● **PROBLEM**: Take each line below that has "suffix" and copy it.

[RECORDS Boundary: Start]

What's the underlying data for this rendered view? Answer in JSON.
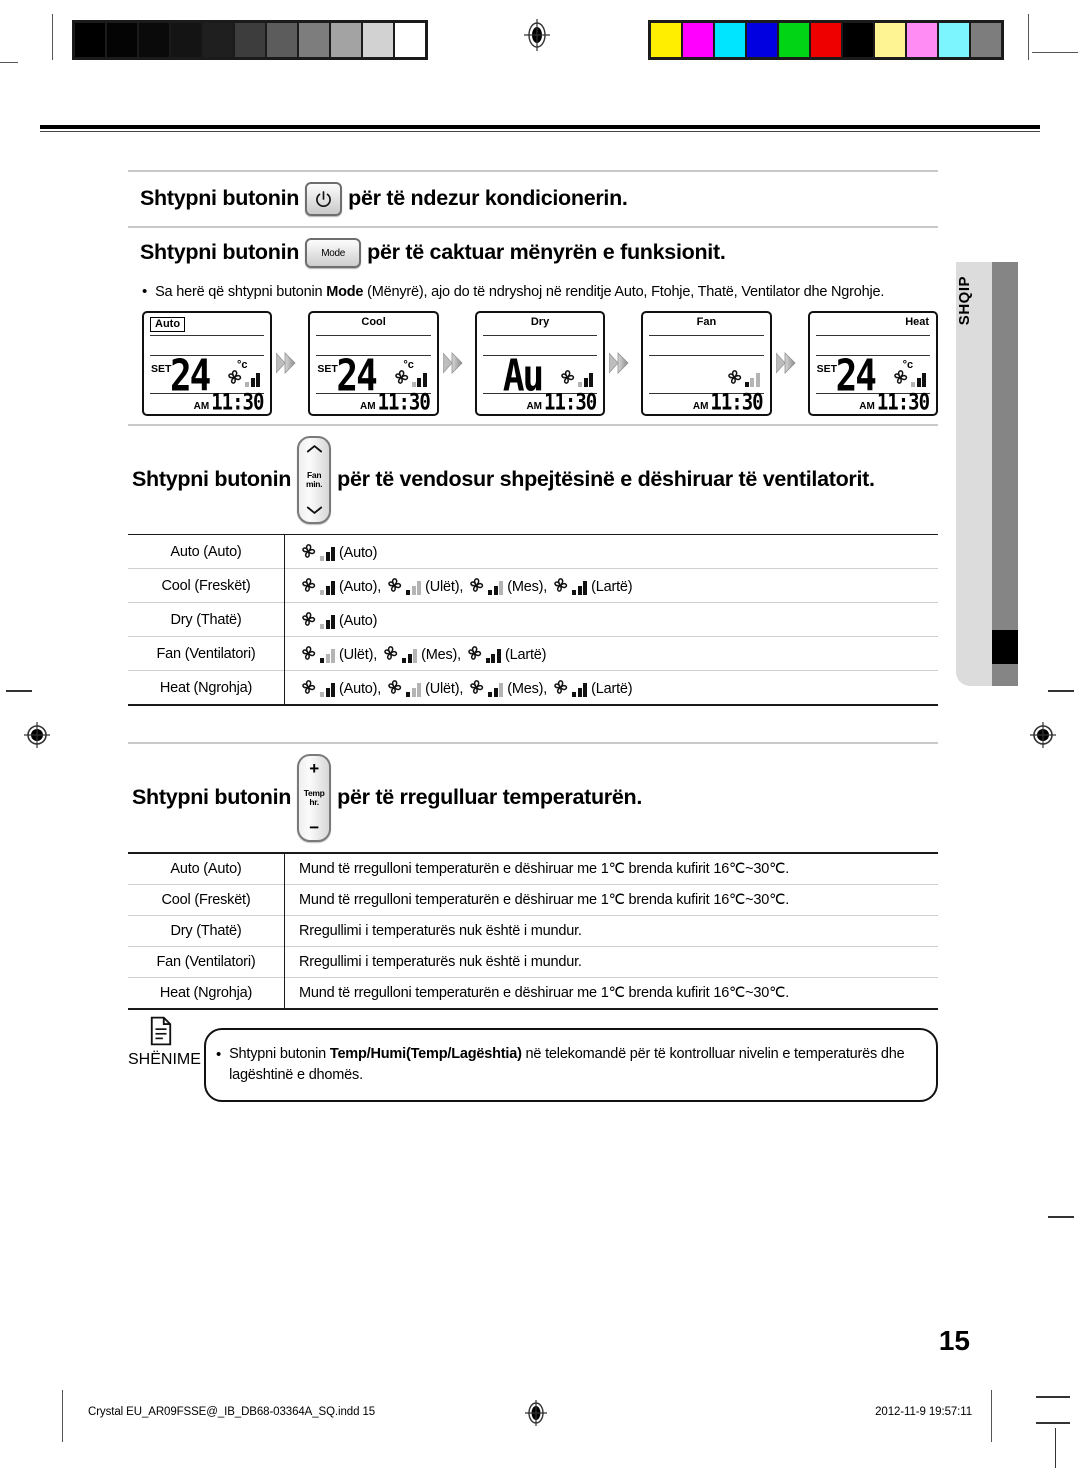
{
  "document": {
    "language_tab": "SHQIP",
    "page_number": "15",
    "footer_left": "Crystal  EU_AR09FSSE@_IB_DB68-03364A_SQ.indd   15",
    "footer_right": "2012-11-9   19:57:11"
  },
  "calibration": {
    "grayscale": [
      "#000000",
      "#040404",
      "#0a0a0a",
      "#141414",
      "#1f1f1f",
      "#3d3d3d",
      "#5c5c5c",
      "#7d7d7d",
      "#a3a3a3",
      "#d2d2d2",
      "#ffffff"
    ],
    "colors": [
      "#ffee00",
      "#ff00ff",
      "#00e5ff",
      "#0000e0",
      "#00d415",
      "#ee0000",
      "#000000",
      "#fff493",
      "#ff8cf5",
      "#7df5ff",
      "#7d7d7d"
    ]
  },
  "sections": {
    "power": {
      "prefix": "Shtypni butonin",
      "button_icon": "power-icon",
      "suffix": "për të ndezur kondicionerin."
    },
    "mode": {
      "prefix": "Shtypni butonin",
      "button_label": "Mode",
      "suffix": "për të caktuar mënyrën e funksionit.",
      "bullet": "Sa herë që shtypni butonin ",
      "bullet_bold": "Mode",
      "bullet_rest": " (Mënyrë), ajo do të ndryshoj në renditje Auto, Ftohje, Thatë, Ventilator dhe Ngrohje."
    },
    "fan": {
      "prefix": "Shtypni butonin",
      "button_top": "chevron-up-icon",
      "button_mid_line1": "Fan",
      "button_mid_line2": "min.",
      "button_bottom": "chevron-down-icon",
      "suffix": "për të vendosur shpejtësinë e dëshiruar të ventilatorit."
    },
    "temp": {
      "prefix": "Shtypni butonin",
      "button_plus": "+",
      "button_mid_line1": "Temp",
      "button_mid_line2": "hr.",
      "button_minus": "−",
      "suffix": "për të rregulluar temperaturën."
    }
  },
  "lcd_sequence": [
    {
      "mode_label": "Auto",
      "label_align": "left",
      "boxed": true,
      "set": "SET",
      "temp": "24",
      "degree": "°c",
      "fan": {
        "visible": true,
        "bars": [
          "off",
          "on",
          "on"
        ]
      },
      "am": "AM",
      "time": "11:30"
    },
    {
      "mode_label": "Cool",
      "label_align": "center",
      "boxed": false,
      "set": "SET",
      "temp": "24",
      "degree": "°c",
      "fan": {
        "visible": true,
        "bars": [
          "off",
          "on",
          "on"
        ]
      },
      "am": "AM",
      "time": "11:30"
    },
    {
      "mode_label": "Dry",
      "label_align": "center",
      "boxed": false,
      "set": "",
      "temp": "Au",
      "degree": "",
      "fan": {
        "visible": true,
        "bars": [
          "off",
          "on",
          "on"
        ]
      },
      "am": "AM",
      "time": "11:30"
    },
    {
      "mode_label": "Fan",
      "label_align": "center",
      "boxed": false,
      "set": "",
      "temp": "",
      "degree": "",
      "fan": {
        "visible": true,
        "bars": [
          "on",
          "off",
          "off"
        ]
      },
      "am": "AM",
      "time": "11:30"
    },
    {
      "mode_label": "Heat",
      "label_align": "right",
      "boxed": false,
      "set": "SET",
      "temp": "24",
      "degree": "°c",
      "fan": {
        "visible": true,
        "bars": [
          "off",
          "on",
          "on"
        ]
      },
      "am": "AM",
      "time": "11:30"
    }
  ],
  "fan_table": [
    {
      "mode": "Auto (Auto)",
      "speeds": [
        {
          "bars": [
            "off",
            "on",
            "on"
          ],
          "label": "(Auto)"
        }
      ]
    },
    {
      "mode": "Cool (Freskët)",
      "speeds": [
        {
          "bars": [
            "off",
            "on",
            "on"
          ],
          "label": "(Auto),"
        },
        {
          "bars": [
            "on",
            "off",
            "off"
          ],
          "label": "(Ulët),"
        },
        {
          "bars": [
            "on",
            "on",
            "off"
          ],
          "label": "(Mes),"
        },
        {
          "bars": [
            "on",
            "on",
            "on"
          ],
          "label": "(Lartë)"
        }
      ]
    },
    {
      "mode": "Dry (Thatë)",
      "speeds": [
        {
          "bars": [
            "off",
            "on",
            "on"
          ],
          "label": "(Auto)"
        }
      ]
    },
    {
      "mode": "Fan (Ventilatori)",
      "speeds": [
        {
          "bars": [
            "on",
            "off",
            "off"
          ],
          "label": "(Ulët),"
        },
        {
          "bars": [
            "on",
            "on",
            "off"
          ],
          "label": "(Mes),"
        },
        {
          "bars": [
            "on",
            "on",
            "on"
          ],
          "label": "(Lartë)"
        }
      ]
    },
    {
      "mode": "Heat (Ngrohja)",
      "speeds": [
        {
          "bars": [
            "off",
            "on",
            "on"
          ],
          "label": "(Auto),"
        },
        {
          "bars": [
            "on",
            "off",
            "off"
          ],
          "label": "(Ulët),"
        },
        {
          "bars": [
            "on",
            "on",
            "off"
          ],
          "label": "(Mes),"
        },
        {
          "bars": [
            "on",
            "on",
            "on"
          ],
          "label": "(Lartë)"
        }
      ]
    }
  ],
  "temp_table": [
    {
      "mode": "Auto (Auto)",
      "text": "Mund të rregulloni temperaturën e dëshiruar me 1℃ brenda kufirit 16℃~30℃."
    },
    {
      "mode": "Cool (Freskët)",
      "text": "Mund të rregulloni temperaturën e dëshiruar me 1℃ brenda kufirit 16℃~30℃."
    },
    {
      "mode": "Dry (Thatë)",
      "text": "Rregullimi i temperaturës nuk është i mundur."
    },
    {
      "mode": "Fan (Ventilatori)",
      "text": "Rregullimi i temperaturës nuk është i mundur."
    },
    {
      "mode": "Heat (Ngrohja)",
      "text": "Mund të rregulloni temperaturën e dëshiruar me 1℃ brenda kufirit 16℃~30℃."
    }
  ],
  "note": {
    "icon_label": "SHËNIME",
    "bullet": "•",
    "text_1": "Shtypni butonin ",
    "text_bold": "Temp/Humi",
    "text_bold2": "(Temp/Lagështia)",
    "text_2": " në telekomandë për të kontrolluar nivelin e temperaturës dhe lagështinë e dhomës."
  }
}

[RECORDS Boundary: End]

● **RESPONSE TO THE TASK**:
      "suffix": "për të ndezur kondicionerin."
      "suffix": "për të caktuar mënyrën e funksionit.",
      "suffix": "për të vendosur shpejtësinë e dëshiruar të ventilatorit."
      "suffix": "për të rregulluar temperaturën."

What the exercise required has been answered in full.